= Exercise =
The records below are to be returned word for word, with pictures left out.

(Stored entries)
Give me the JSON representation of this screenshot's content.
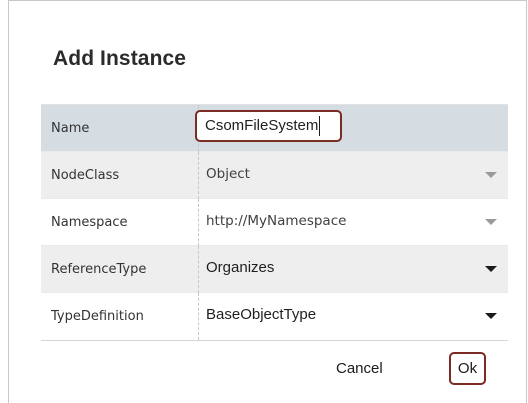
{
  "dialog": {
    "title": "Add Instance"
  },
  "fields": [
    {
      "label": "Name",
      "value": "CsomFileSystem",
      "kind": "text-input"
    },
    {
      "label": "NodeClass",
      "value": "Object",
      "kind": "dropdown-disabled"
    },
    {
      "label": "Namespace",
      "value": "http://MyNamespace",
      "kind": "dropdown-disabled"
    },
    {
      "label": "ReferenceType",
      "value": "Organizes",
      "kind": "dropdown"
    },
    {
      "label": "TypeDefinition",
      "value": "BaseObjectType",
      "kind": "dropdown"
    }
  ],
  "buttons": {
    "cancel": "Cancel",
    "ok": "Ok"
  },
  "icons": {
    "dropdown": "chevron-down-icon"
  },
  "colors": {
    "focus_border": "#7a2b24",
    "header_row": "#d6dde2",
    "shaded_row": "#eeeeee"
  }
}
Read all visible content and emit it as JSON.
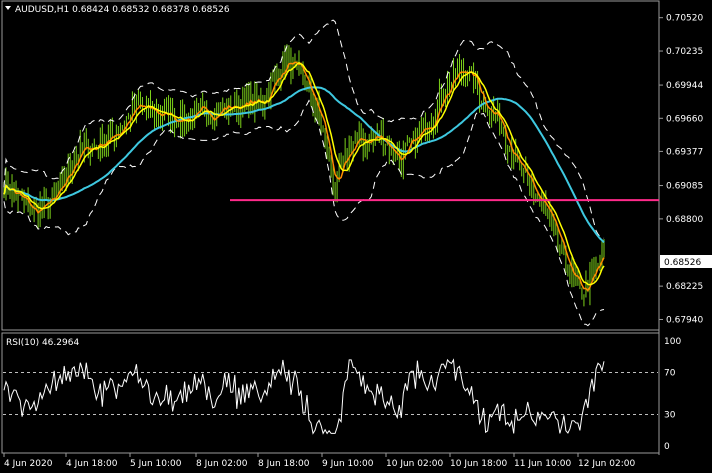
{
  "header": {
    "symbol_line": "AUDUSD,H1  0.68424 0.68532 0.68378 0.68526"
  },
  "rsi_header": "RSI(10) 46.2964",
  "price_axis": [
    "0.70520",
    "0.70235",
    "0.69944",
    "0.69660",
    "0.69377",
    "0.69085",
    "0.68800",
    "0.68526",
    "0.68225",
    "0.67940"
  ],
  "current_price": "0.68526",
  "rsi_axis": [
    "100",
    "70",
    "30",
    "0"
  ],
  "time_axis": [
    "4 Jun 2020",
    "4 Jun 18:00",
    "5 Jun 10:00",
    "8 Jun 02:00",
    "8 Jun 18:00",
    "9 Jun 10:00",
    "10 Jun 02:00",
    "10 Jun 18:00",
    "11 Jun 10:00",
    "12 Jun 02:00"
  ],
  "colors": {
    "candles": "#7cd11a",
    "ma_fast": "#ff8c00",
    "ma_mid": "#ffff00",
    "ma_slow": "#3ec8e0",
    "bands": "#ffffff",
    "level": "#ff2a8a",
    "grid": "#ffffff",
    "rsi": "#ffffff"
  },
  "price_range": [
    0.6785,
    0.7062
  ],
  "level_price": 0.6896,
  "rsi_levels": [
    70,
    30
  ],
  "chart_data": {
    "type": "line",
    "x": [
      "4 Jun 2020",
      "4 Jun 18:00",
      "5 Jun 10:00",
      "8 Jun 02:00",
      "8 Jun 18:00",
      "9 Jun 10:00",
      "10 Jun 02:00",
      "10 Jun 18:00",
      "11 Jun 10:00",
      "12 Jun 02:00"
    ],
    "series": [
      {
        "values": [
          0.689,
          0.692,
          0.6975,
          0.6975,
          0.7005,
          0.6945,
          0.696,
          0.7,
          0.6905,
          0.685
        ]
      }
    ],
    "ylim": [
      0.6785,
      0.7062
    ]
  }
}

= Exercise response =
Give me the JSON representation of this screenshot's content.
{
  "dialog": {
    "title": "Add Instance"
  },
  "fields": [
    {
      "label": "Name",
      "value": "CsomFileSystem",
      "kind": "text-input"
    },
    {
      "label": "NodeClass",
      "value": "Object",
      "kind": "dropdown-disabled"
    },
    {
      "label": "Namespace",
      "value": "http://MyNamespace",
      "kind": "dropdown-disabled"
    },
    {
      "label": "ReferenceType",
      "value": "Organizes",
      "kind": "dropdown"
    },
    {
      "label": "TypeDefinition",
      "value": "BaseObjectType",
      "kind": "dropdown"
    }
  ],
  "buttons": {
    "cancel": "Cancel",
    "ok": "Ok"
  },
  "icons": {
    "dropdown": "chevron-down-icon"
  },
  "colors": {
    "focus_border": "#7a2b24",
    "header_row": "#d6dde2",
    "shaded_row": "#eeeeee"
  }
}
Read all visible content and emit it as JSON.
{
  "header": {
    "symbol_line": "AUDUSD,H1  0.68424 0.68532 0.68378 0.68526"
  },
  "rsi_header": "RSI(10) 46.2964",
  "price_axis": [
    "0.70520",
    "0.70235",
    "0.69944",
    "0.69660",
    "0.69377",
    "0.69085",
    "0.68800",
    "0.68526",
    "0.68225",
    "0.67940"
  ],
  "current_price": "0.68526",
  "rsi_axis": [
    "100",
    "70",
    "30",
    "0"
  ],
  "time_axis": [
    "4 Jun 2020",
    "4 Jun 18:00",
    "5 Jun 10:00",
    "8 Jun 02:00",
    "8 Jun 18:00",
    "9 Jun 10:00",
    "10 Jun 02:00",
    "10 Jun 18:00",
    "11 Jun 10:00",
    "12 Jun 02:00"
  ],
  "colors": {
    "candles": "#7cd11a",
    "ma_fast": "#ff8c00",
    "ma_mid": "#ffff00",
    "ma_slow": "#3ec8e0",
    "bands": "#ffffff",
    "level": "#ff2a8a",
    "grid": "#ffffff",
    "rsi": "#ffffff"
  },
  "price_range": [
    0.6785,
    0.7062
  ],
  "level_price": 0.6896,
  "rsi_levels": [
    70,
    30
  ],
  "chart_data": {
    "type": "line",
    "x": [
      "4 Jun 2020",
      "4 Jun 18:00",
      "5 Jun 10:00",
      "8 Jun 02:00",
      "8 Jun 18:00",
      "9 Jun 10:00",
      "10 Jun 02:00",
      "10 Jun 18:00",
      "11 Jun 10:00",
      "12 Jun 02:00"
    ],
    "series": [
      {
        "values": [
          0.689,
          0.692,
          0.6975,
          0.6975,
          0.7005,
          0.6945,
          0.696,
          0.7,
          0.6905,
          0.685
        ]
      }
    ],
    "ylim": [
      0.6785,
      0.7062
    ]
  }
}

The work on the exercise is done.